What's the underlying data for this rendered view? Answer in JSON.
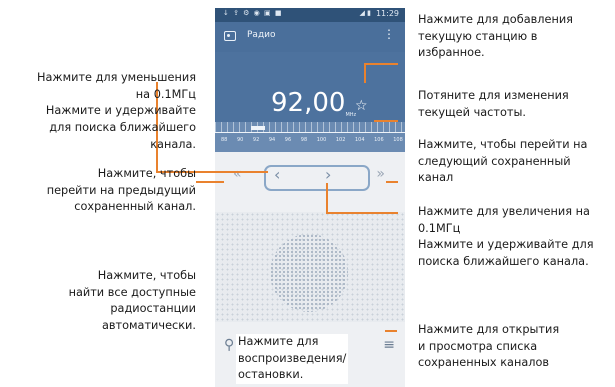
{
  "phone": {
    "status": {
      "time": "11:29",
      "left_icons": "↓ ⇪ ⚙ ◉ ▣ ■",
      "right_icons": "◢ ▮"
    },
    "app_title": "Радио",
    "menu_glyph": "⋮",
    "frequency": "92,00",
    "unit": "MHz",
    "ruler_labels": "88 90 92 94 96 98 100 102 104 106 108",
    "icons": {
      "favorite": "☆",
      "prev_channel": "«",
      "next_channel": "»",
      "step_down": "‹",
      "step_up": "›",
      "search": "⚲",
      "power": "⏻",
      "list": "≡"
    }
  },
  "callouts": {
    "favorite": [
      "Нажмите для добавления",
      "текущую станцию в",
      "избранное."
    ],
    "step_down": [
      "Нажмите для уменьшения",
      "на 0.1МГц",
      "Нажмите и удерживайте",
      "для поиска ближайшего",
      "канала."
    ],
    "drag": [
      "Потяните для изменения",
      "текущей частоты."
    ],
    "next_channel": [
      "Нажмите, чтобы перейти на",
      "следующий сохраненный",
      "канал"
    ],
    "prev_channel": [
      "Нажмите, чтобы",
      "перейти на предыдущий",
      "сохраненный канал."
    ],
    "step_up": [
      "Нажмите для увеличения на",
      "0.1МГц",
      "Нажмите и удерживайте для",
      "поиска ближайшего канала."
    ],
    "search": [
      "Нажмите, чтобы",
      "найти все доступные",
      "радиостанции",
      "автоматически."
    ],
    "list": [
      "Нажмите для открытия",
      "и просмотра списка",
      "сохраненных каналов"
    ],
    "power": [
      "Нажмите для",
      "воспроизведения/",
      "остановки."
    ]
  },
  "colors": {
    "accent_line": "#e9822e",
    "app_blue": "#4a6f9b"
  }
}
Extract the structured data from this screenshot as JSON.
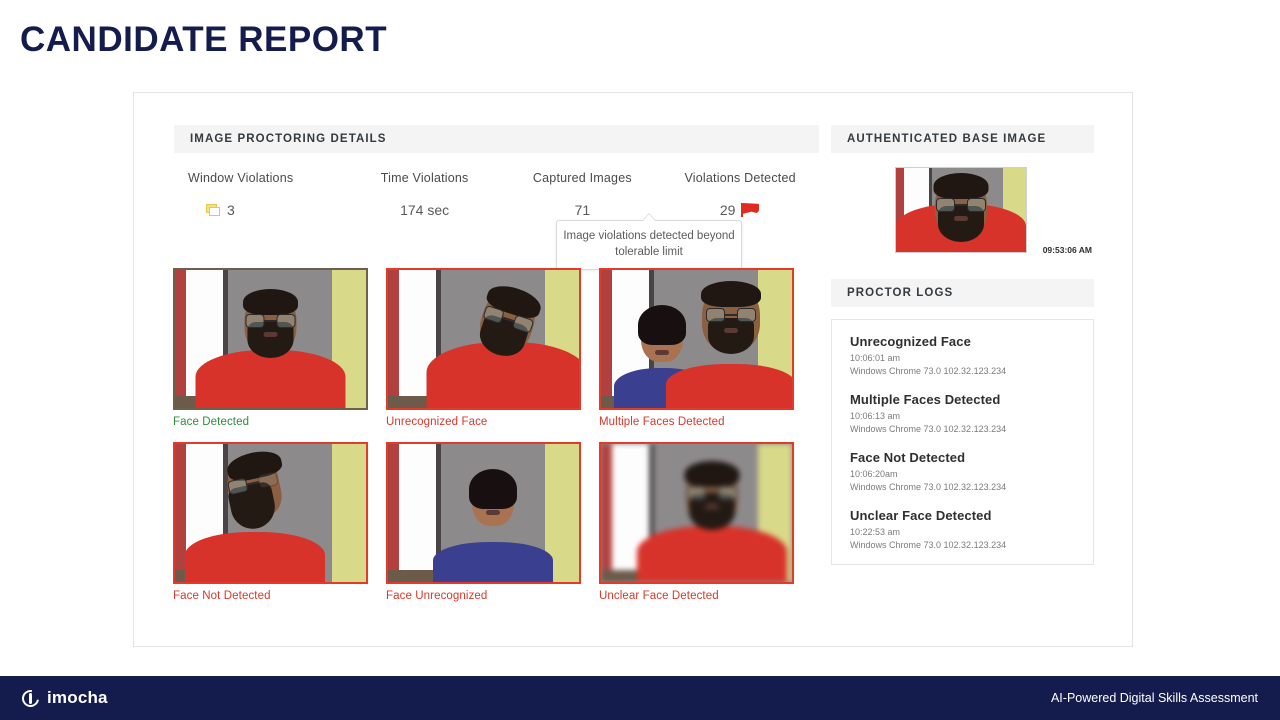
{
  "slide": {
    "title": "CANDIDATE REPORT",
    "title_color": "#141b4d"
  },
  "proctoring": {
    "section_title": "IMAGE PROCTORING DETAILS",
    "stats": [
      {
        "label": "Window Violations",
        "value": "3",
        "icon": "windows-copy-icon"
      },
      {
        "label": "Time Violations",
        "value": "174 sec",
        "icon": ""
      },
      {
        "label": "Captured Images",
        "value": "71",
        "icon": ""
      },
      {
        "label": "Violations Detected",
        "value": "29",
        "icon": "red-flag-icon"
      }
    ],
    "tooltip": "Image violations detected beyond tolerable limit"
  },
  "captures": {
    "items": [
      {
        "caption": "Face Detected",
        "status": "ok",
        "flagged": false,
        "scene": "front"
      },
      {
        "caption": "Unrecognized Face",
        "status": "bad",
        "flagged": true,
        "scene": "lookdown"
      },
      {
        "caption": "Multiple Faces Detected",
        "status": "bad",
        "flagged": true,
        "scene": "two"
      },
      {
        "caption": "Face Not Detected",
        "status": "bad",
        "flagged": true,
        "scene": "profile"
      },
      {
        "caption": "Face Unrecognized",
        "status": "bad",
        "flagged": true,
        "scene": "girl"
      },
      {
        "caption": "Unclear Face Detected",
        "status": "bad",
        "flagged": true,
        "scene": "blur"
      }
    ]
  },
  "base_image": {
    "section_title": "AUTHENTICATED BASE IMAGE",
    "timestamp": "09:53:06 AM"
  },
  "proctor_logs": {
    "section_title": "PROCTOR LOGS",
    "entries": [
      {
        "title": "Unrecognized Face",
        "time": "10:06:01 am",
        "meta": "Windows Chrome 73.0 102.32.123.234"
      },
      {
        "title": "Multiple Faces Detected",
        "time": "10:06:13 am",
        "meta": "Windows Chrome 73.0 102.32.123.234"
      },
      {
        "title": "Face Not Detected",
        "time": "10:06:20am",
        "meta": "Windows Chrome 73.0 102.32.123.234"
      },
      {
        "title": "Unclear Face Detected",
        "time": "10:22:53 am",
        "meta": "Windows Chrome 73.0 102.32.123.234"
      }
    ]
  },
  "footer": {
    "brand": "imocha",
    "tagline": "AI-Powered Digital Skills Assessment",
    "background": "#141b4d"
  },
  "colors": {
    "accent_red": "#d4392b",
    "accent_green": "#2e8b3d",
    "panel_head_bg": "#f4f4f4"
  }
}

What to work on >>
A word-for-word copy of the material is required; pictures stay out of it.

Response to this exercise >>
What's the underlying data for this rendered view? Answer in JSON.
{
  "phone": {
    "status": {
      "time": "11:29",
      "left_icons": "↓ ⇪ ⚙ ◉ ▣ ■",
      "right_icons": "◢ ▮"
    },
    "app_title": "Радио",
    "menu_glyph": "⋮",
    "frequency": "92,00",
    "unit": "MHz",
    "ruler_labels": "88 90 92 94 96 98 100 102 104 106 108",
    "icons": {
      "favorite": "☆",
      "prev_channel": "«",
      "next_channel": "»",
      "step_down": "‹",
      "step_up": "›",
      "search": "⚲",
      "power": "⏻",
      "list": "≡"
    }
  },
  "callouts": {
    "favorite": [
      "Нажмите для добавления",
      "текущую станцию в",
      "избранное."
    ],
    "step_down": [
      "Нажмите для уменьшения",
      "на 0.1МГц",
      "Нажмите и удерживайте",
      "для поиска ближайшего",
      "канала."
    ],
    "drag": [
      "Потяните для изменения",
      "текущей частоты."
    ],
    "next_channel": [
      "Нажмите, чтобы перейти на",
      "следующий сохраненный",
      "канал"
    ],
    "prev_channel": [
      "Нажмите, чтобы",
      "перейти на предыдущий",
      "сохраненный канал."
    ],
    "step_up": [
      "Нажмите для увеличения на",
      "0.1МГц",
      "Нажмите и удерживайте для",
      "поиска ближайшего канала."
    ],
    "search": [
      "Нажмите, чтобы",
      "найти все доступные",
      "радиостанции",
      "автоматически."
    ],
    "list": [
      "Нажмите для открытия",
      "и просмотра списка",
      "сохраненных каналов"
    ],
    "power": [
      "Нажмите для",
      "воспроизведения/",
      "остановки."
    ]
  },
  "colors": {
    "accent_line": "#e9822e",
    "app_blue": "#4a6f9b"
  }
}
Extract the structured data from this screenshot as JSON.
{
  "slide": {
    "title": "CANDIDATE REPORT",
    "title_color": "#141b4d"
  },
  "proctoring": {
    "section_title": "IMAGE PROCTORING DETAILS",
    "stats": [
      {
        "label": "Window Violations",
        "value": "3",
        "icon": "windows-copy-icon"
      },
      {
        "label": "Time Violations",
        "value": "174 sec",
        "icon": ""
      },
      {
        "label": "Captured Images",
        "value": "71",
        "icon": ""
      },
      {
        "label": "Violations Detected",
        "value": "29",
        "icon": "red-flag-icon"
      }
    ],
    "tooltip": "Image violations detected beyond tolerable limit"
  },
  "captures": {
    "items": [
      {
        "caption": "Face Detected",
        "status": "ok",
        "flagged": false,
        "scene": "front"
      },
      {
        "caption": "Unrecognized Face",
        "status": "bad",
        "flagged": true,
        "scene": "lookdown"
      },
      {
        "caption": "Multiple Faces Detected",
        "status": "bad",
        "flagged": true,
        "scene": "two"
      },
      {
        "caption": "Face Not Detected",
        "status": "bad",
        "flagged": true,
        "scene": "profile"
      },
      {
        "caption": "Face Unrecognized",
        "status": "bad",
        "flagged": true,
        "scene": "girl"
      },
      {
        "caption": "Unclear Face Detected",
        "status": "bad",
        "flagged": true,
        "scene": "blur"
      }
    ]
  },
  "base_image": {
    "section_title": "AUTHENTICATED BASE IMAGE",
    "timestamp": "09:53:06 AM"
  },
  "proctor_logs": {
    "section_title": "PROCTOR LOGS",
    "entries": [
      {
        "title": "Unrecognized Face",
        "time": "10:06:01 am",
        "meta": "Windows Chrome 73.0 102.32.123.234"
      },
      {
        "title": "Multiple Faces Detected",
        "time": "10:06:13 am",
        "meta": "Windows Chrome 73.0 102.32.123.234"
      },
      {
        "title": "Face Not Detected",
        "time": "10:06:20am",
        "meta": "Windows Chrome 73.0 102.32.123.234"
      },
      {
        "title": "Unclear Face Detected",
        "time": "10:22:53 am",
        "meta": "Windows Chrome 73.0 102.32.123.234"
      }
    ]
  },
  "footer": {
    "brand": "imocha",
    "tagline": "AI-Powered Digital Skills Assessment",
    "background": "#141b4d"
  },
  "colors": {
    "accent_red": "#d4392b",
    "accent_green": "#2e8b3d",
    "panel_head_bg": "#f4f4f4"
  }
}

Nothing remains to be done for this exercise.